Conceptual Poet Vanessa Place has ruffled some feathers in the literary world as a growing number of people have taken notice of her latest project, in which she has been tweeting the entirety of Margaret Mitchell’s Gone with the Wind juxtaposed with provocative images of mammy characters. Place says her goal is to point to the racism in the text, but a Change.org petition rallied together many voices who found the project itself to be “at best, startlingly racially insensitive, and, at worst, racist.” Recently the Assn. of Writers and Writing Programs (AWP) removed her from the selection committee for next year’s annual meeting, and this year’s Berkeley Poetry Conference, where she was scheduled to speak, has been cancelled in response to protests.
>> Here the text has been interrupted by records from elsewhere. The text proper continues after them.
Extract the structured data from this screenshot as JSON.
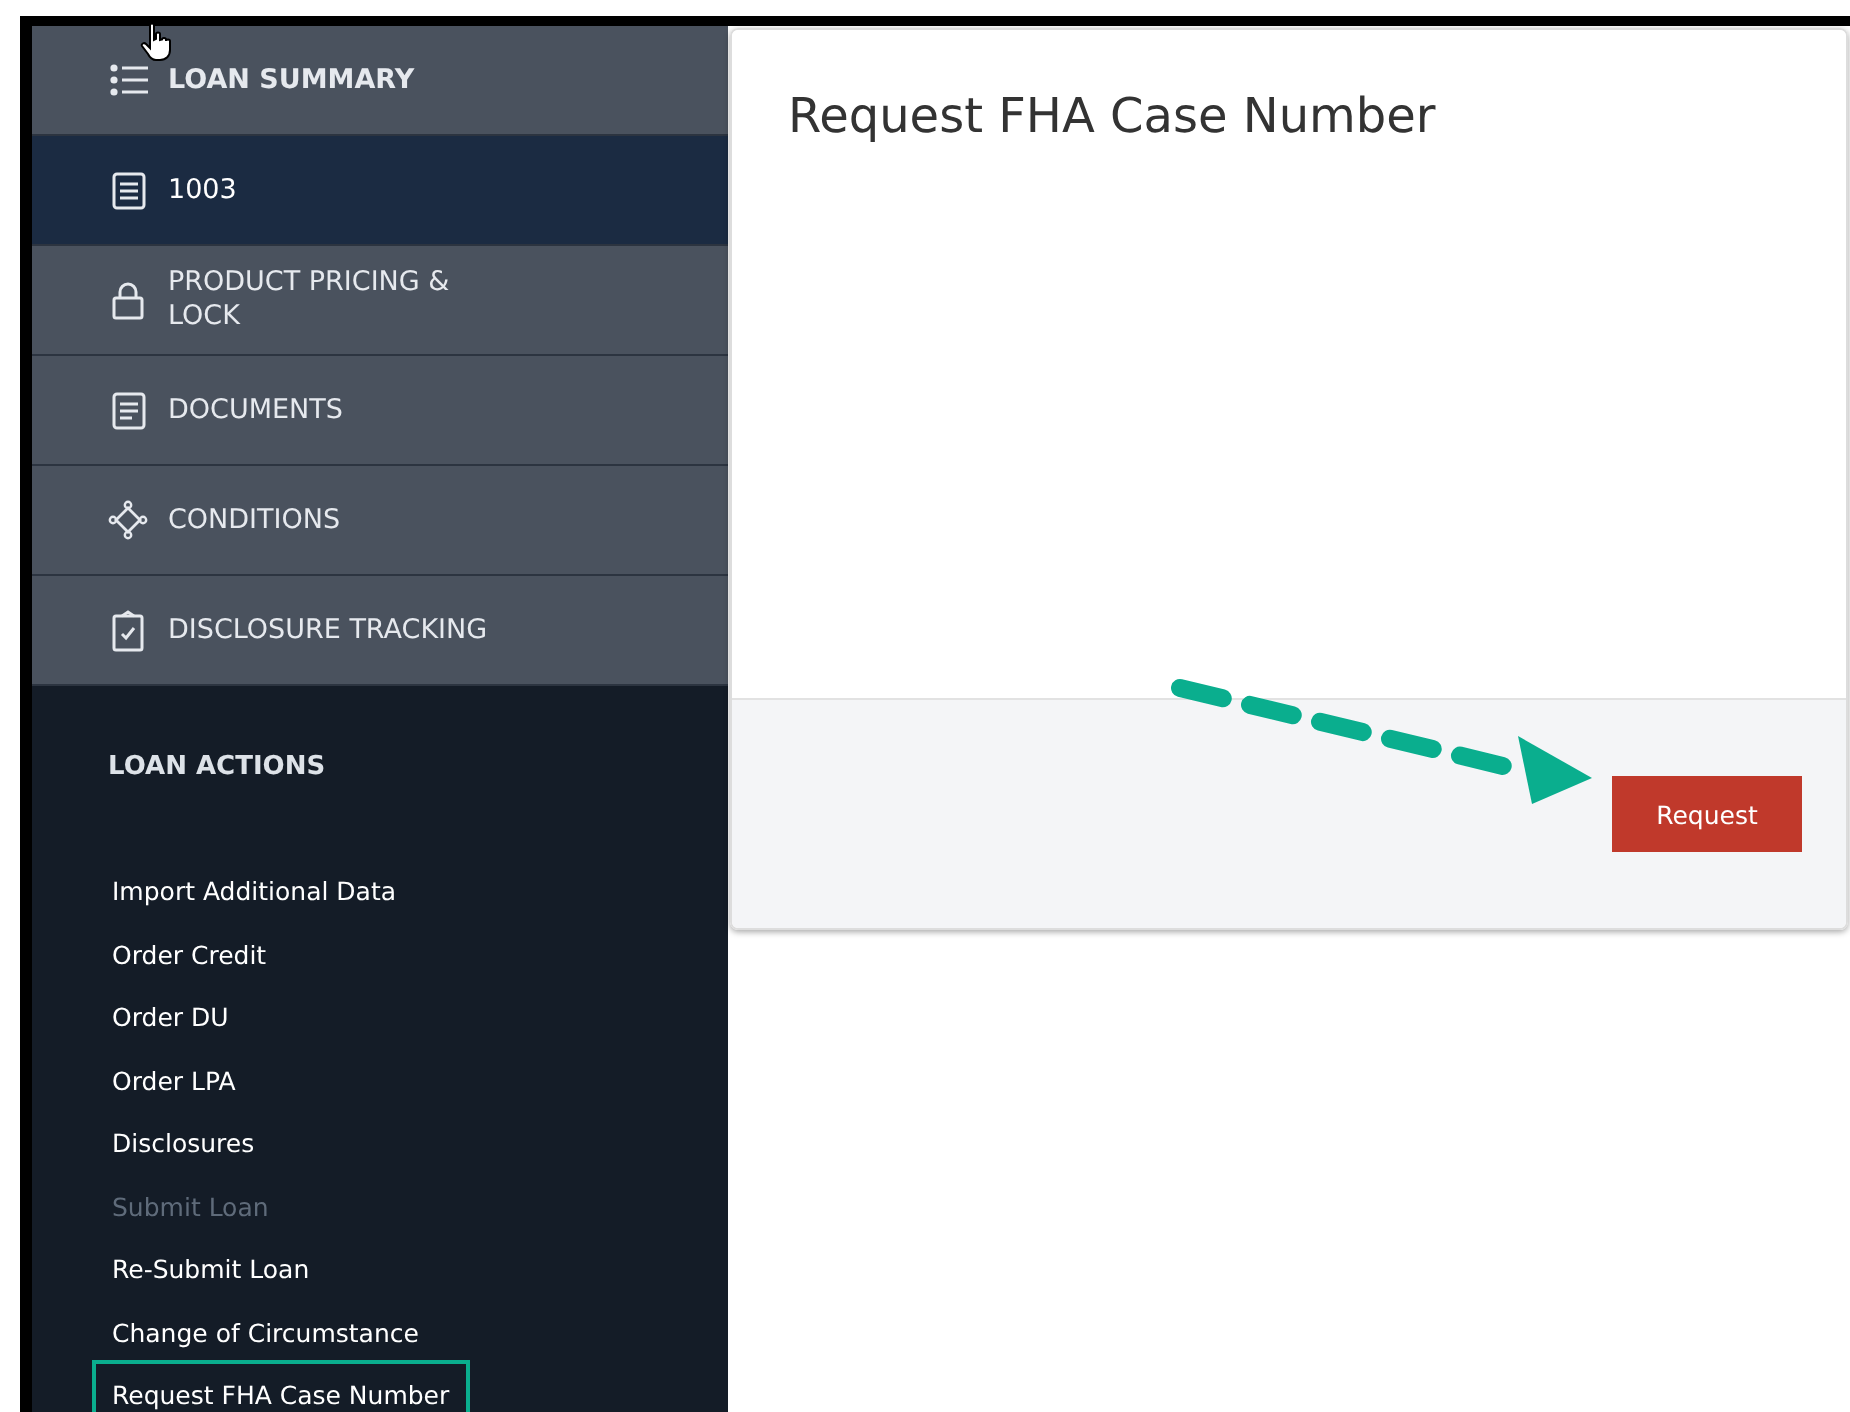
{
  "nav": [
    {
      "label": "LOAN SUMMARY",
      "selected": false,
      "bold": true
    },
    {
      "label": "1003",
      "selected": true,
      "bold": false
    },
    {
      "label": "PRODUCT PRICING & LOCK",
      "selected": false,
      "bold": false
    },
    {
      "label": "DOCUMENTS",
      "selected": false,
      "bold": false
    },
    {
      "label": "CONDITIONS",
      "selected": false,
      "bold": false
    },
    {
      "label": "DISCLOSURE TRACKING",
      "selected": false,
      "bold": false
    }
  ],
  "actions": {
    "title": "LOAN ACTIONS",
    "items": [
      {
        "label": "Import Additional Data",
        "disabled": false,
        "highlighted": false
      },
      {
        "label": "Order Credit",
        "disabled": false,
        "highlighted": false
      },
      {
        "label": "Order DU",
        "disabled": false,
        "highlighted": false
      },
      {
        "label": "Order LPA",
        "disabled": false,
        "highlighted": false
      },
      {
        "label": "Disclosures",
        "disabled": false,
        "highlighted": false
      },
      {
        "label": "Submit Loan",
        "disabled": true,
        "highlighted": false
      },
      {
        "label": "Re-Submit Loan",
        "disabled": false,
        "highlighted": false
      },
      {
        "label": "Change of Circumstance",
        "disabled": false,
        "highlighted": false
      },
      {
        "label": "Request FHA Case Number",
        "disabled": false,
        "highlighted": true
      }
    ]
  },
  "dialog": {
    "title": "Request FHA Case Number",
    "button": "Request"
  }
}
On our program this week we try to make sense of what we feel is a very complicated issue. Does the racism lie in Mitchell’s original work, or in Vanessa Place’s re-creation? What responsibilities, if any, does one have to contextualize their art or make it more sensitive? Does the fact of her being white make the project more insensitive? And how do we think about her dismissal from the AWP and the canceling of the Berkeley Poetry Conference, which this year was celebrating a 50-year anniversary of the Free Speech Movement?
We’ll hear from Vanessa Place to try to better understand her meaning, and we’ll also hear from two writers, Matthew Shenoda and Meri Nana-Ama Danquah, both of whom are critical of Place’s work.
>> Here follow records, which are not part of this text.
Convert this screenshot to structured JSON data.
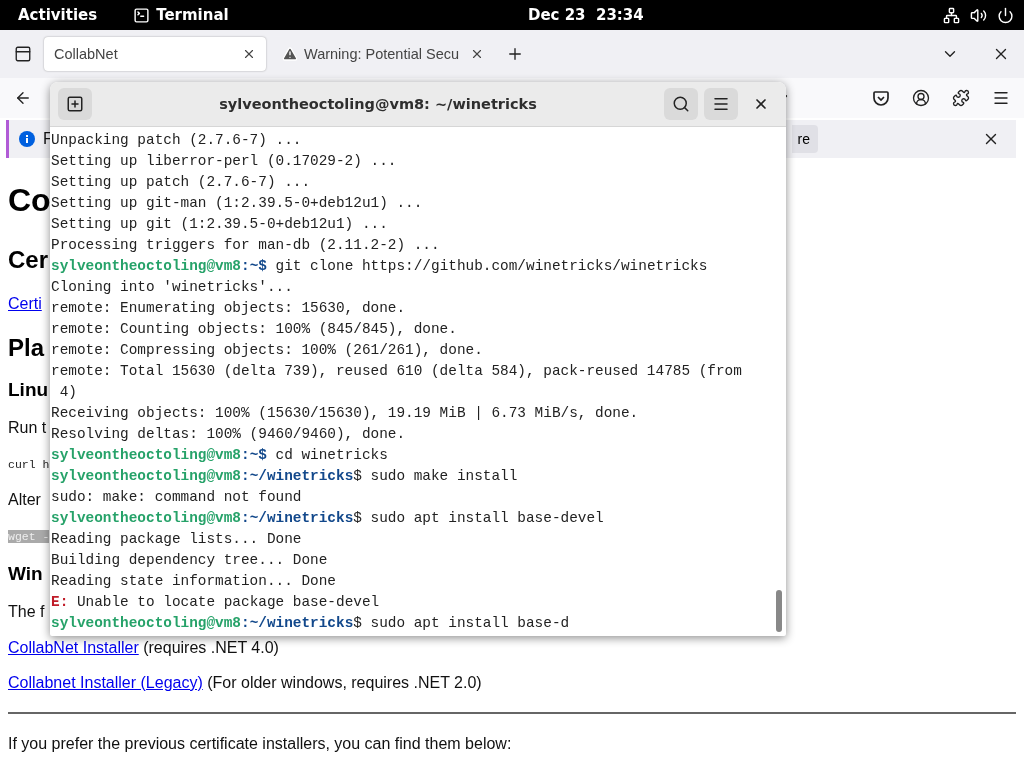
{
  "top_bar": {
    "activities": "Activities",
    "app": "Terminal",
    "clock": "Dec 23  23:34"
  },
  "browser": {
    "tabs": [
      {
        "title": "CollabNet",
        "selected": true,
        "warning": false
      },
      {
        "title": "Warning: Potential Secu",
        "selected": false,
        "warning": true
      }
    ],
    "notification": {
      "text": "F",
      "button": "re"
    },
    "page": [
      {
        "kind": "h1",
        "text": "Co"
      },
      {
        "kind": "h2",
        "text": "Cer"
      },
      {
        "kind": "link",
        "text": "Certi"
      },
      {
        "kind": "h2",
        "text": "Pla"
      },
      {
        "kind": "h3",
        "text": "Linu"
      },
      {
        "kind": "p",
        "text": "Run t"
      },
      {
        "kind": "code",
        "text": "curl h"
      },
      {
        "kind": "p",
        "text": "Alter"
      },
      {
        "kind": "highlight",
        "text": "wget -"
      },
      {
        "kind": "h3",
        "text": "Win"
      },
      {
        "kind": "p",
        "text": "The f"
      },
      {
        "kind": "linkline",
        "link": "CollabNet Installer",
        "text": "(requires .NET 4.0)"
      },
      {
        "kind": "linkline",
        "link": "Collabnet Installer (Legacy)",
        "text": "(For older windows, requires .NET 2.0)"
      },
      {
        "kind": "rule"
      },
      {
        "kind": "p",
        "text": "If you prefer the previous certificate installers, you can find them below:"
      }
    ]
  },
  "terminal": {
    "title": "sylveontheoctoling@vm8: ~/winetricks",
    "lines": [
      {
        "kind": "output",
        "text": "Unpacking patch (2.7.6-7) ..."
      },
      {
        "kind": "output",
        "text": "Setting up liberror-perl (0.17029-2) ..."
      },
      {
        "kind": "output",
        "text": "Setting up patch (2.7.6-7) ..."
      },
      {
        "kind": "output",
        "text": "Setting up git-man (1:2.39.5-0+deb12u1) ..."
      },
      {
        "kind": "output",
        "text": "Setting up git (1:2.39.5-0+deb12u1) ..."
      },
      {
        "kind": "output",
        "text": "Processing triggers for man-db (2.11.2-2) ..."
      },
      {
        "kind": "prompt",
        "user": "sylveontheoctoling@vm8",
        "path": ":~$",
        "command": " git clone https://github.com/winetricks/winetricks"
      },
      {
        "kind": "output",
        "text": "Cloning into 'winetricks'..."
      },
      {
        "kind": "output",
        "text": "remote: Enumerating objects: 15630, done."
      },
      {
        "kind": "output",
        "text": "remote: Counting objects: 100% (845/845), done."
      },
      {
        "kind": "output",
        "text": "remote: Compressing objects: 100% (261/261), done."
      },
      {
        "kind": "output",
        "text": "remote: Total 15630 (delta 739), reused 610 (delta 584), pack-reused 14785 (from"
      },
      {
        "kind": "output",
        "text": " 4)"
      },
      {
        "kind": "output",
        "text": "Receiving objects: 100% (15630/15630), 19.19 MiB | 6.73 MiB/s, done."
      },
      {
        "kind": "output",
        "text": "Resolving deltas: 100% (9460/9460), done."
      },
      {
        "kind": "prompt",
        "user": "sylveontheoctoling@vm8",
        "path": ":~$",
        "command": " cd winetricks"
      },
      {
        "kind": "prompt",
        "user": "sylveontheoctoling@vm8",
        "path": ":~/winetricks",
        "command": "$ sudo make install"
      },
      {
        "kind": "output",
        "text": "sudo: make: command not found"
      },
      {
        "kind": "prompt",
        "user": "sylveontheoctoling@vm8",
        "path": ":~/winetricks",
        "command": "$ sudo apt install base-devel"
      },
      {
        "kind": "output",
        "text": "Reading package lists... Done"
      },
      {
        "kind": "output",
        "text": "Building dependency tree... Done"
      },
      {
        "kind": "output",
        "text": "Reading state information... Done"
      },
      {
        "kind": "error",
        "label": "E:",
        "text": " Unable to locate package base-devel"
      },
      {
        "kind": "prompt",
        "user": "sylveontheoctoling@vm8",
        "path": ":~/winetricks",
        "command": "$ sudo apt install base-d"
      }
    ]
  }
}
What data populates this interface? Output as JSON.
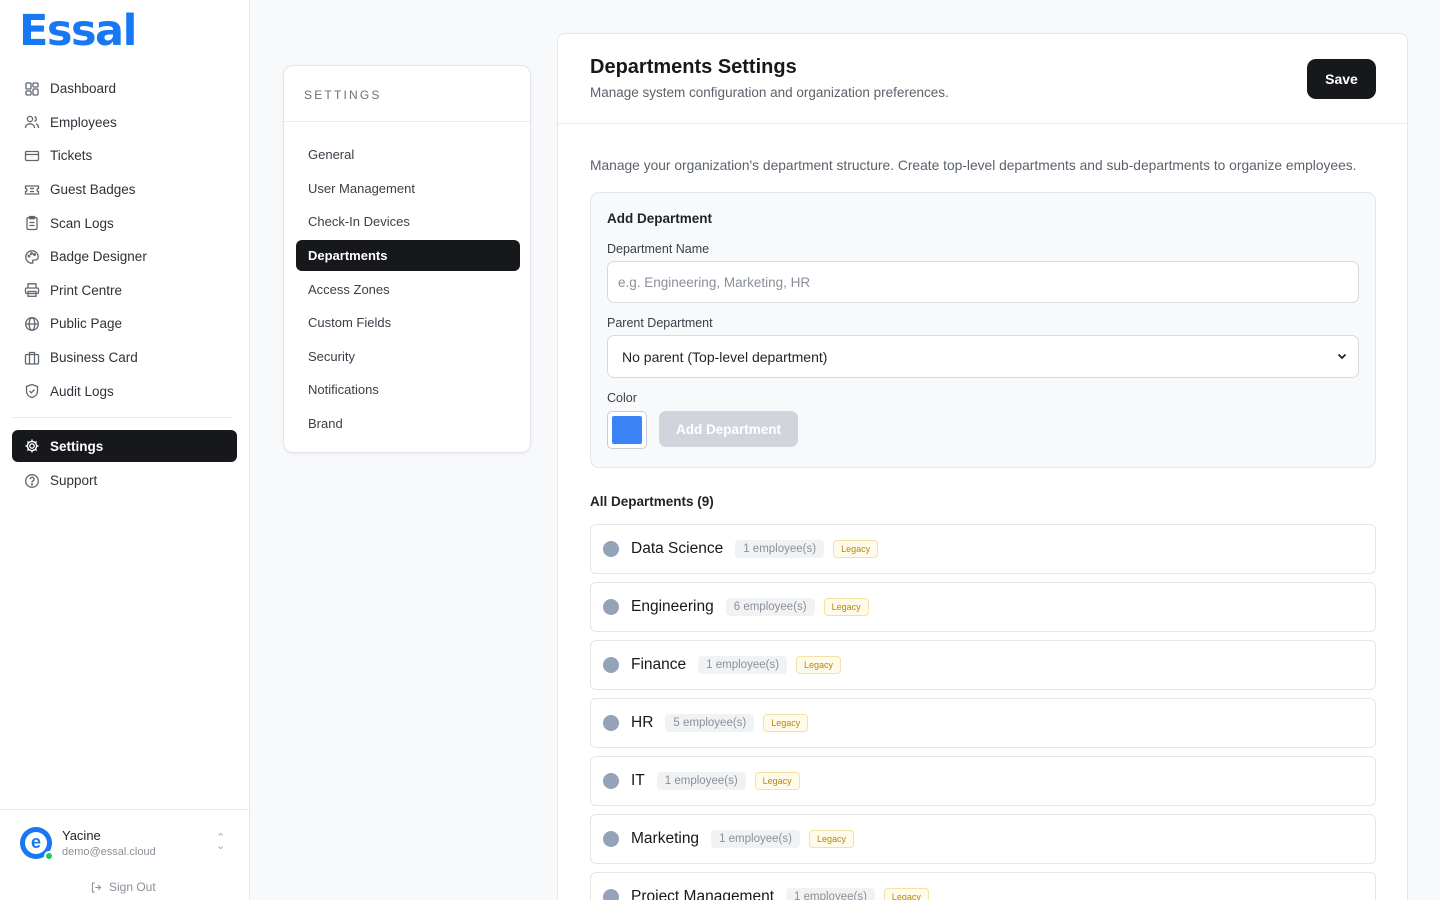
{
  "app": {
    "logo": "Essal"
  },
  "sidebar": {
    "items": [
      {
        "label": "Dashboard",
        "icon": "dashboard-icon"
      },
      {
        "label": "Employees",
        "icon": "users-icon"
      },
      {
        "label": "Tickets",
        "icon": "ticket-icon"
      },
      {
        "label": "Guest Badges",
        "icon": "badge-icon"
      },
      {
        "label": "Scan Logs",
        "icon": "clipboard-icon"
      },
      {
        "label": "Badge Designer",
        "icon": "palette-icon"
      },
      {
        "label": "Print Centre",
        "icon": "printer-icon"
      },
      {
        "label": "Public Page",
        "icon": "globe-icon"
      },
      {
        "label": "Business Card",
        "icon": "briefcase-icon"
      },
      {
        "label": "Audit Logs",
        "icon": "shield-icon"
      }
    ],
    "bottom_items": [
      {
        "label": "Settings",
        "icon": "gear-icon",
        "active": true
      },
      {
        "label": "Support",
        "icon": "help-icon"
      }
    ],
    "user": {
      "name": "Yacine",
      "email": "demo@essal.cloud",
      "initial": "e"
    },
    "signout_label": "Sign Out"
  },
  "settings_nav": {
    "title": "SETTINGS",
    "items": [
      {
        "label": "General"
      },
      {
        "label": "User Management"
      },
      {
        "label": "Check-In Devices"
      },
      {
        "label": "Departments",
        "active": true
      },
      {
        "label": "Access Zones"
      },
      {
        "label": "Custom Fields"
      },
      {
        "label": "Security"
      },
      {
        "label": "Notifications"
      },
      {
        "label": "Brand"
      }
    ]
  },
  "main": {
    "title": "Departments Settings",
    "subtitle": "Manage system configuration and organization preferences.",
    "save_label": "Save",
    "description": "Manage your organization's department structure. Create top-level departments and sub-departments to organize employees.",
    "add_form": {
      "title": "Add Department",
      "name_label": "Department Name",
      "name_placeholder": "e.g. Engineering, Marketing, HR",
      "parent_label": "Parent Department",
      "parent_value": "No parent (Top-level department)",
      "color_label": "Color",
      "color_value": "#3b82f6",
      "add_label": "Add Department"
    },
    "list_title": "All Departments (9)",
    "departments": [
      {
        "name": "Data Science",
        "count": "1 employee(s)",
        "badge": "Legacy"
      },
      {
        "name": "Engineering",
        "count": "6 employee(s)",
        "badge": "Legacy"
      },
      {
        "name": "Finance",
        "count": "1 employee(s)",
        "badge": "Legacy"
      },
      {
        "name": "HR",
        "count": "5 employee(s)",
        "badge": "Legacy"
      },
      {
        "name": "IT",
        "count": "1 employee(s)",
        "badge": "Legacy"
      },
      {
        "name": "Marketing",
        "count": "1 employee(s)",
        "badge": "Legacy"
      },
      {
        "name": "Project Management",
        "count": "1 employee(s)",
        "badge": "Legacy"
      }
    ]
  }
}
*NOTE for our podcast listeners, the LARB Radio Hour can now be downloaded as a separate podcast. After a few weeks the LARB Radio Hour will no longer appear in the LA Review of Books podcast.*
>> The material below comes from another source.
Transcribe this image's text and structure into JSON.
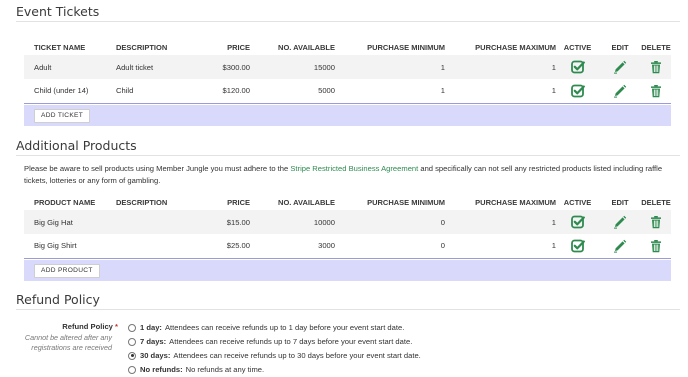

Featuring Tom Lutz, Laurie Winer, and Seth Greenland. Produced by Jerry Gorin.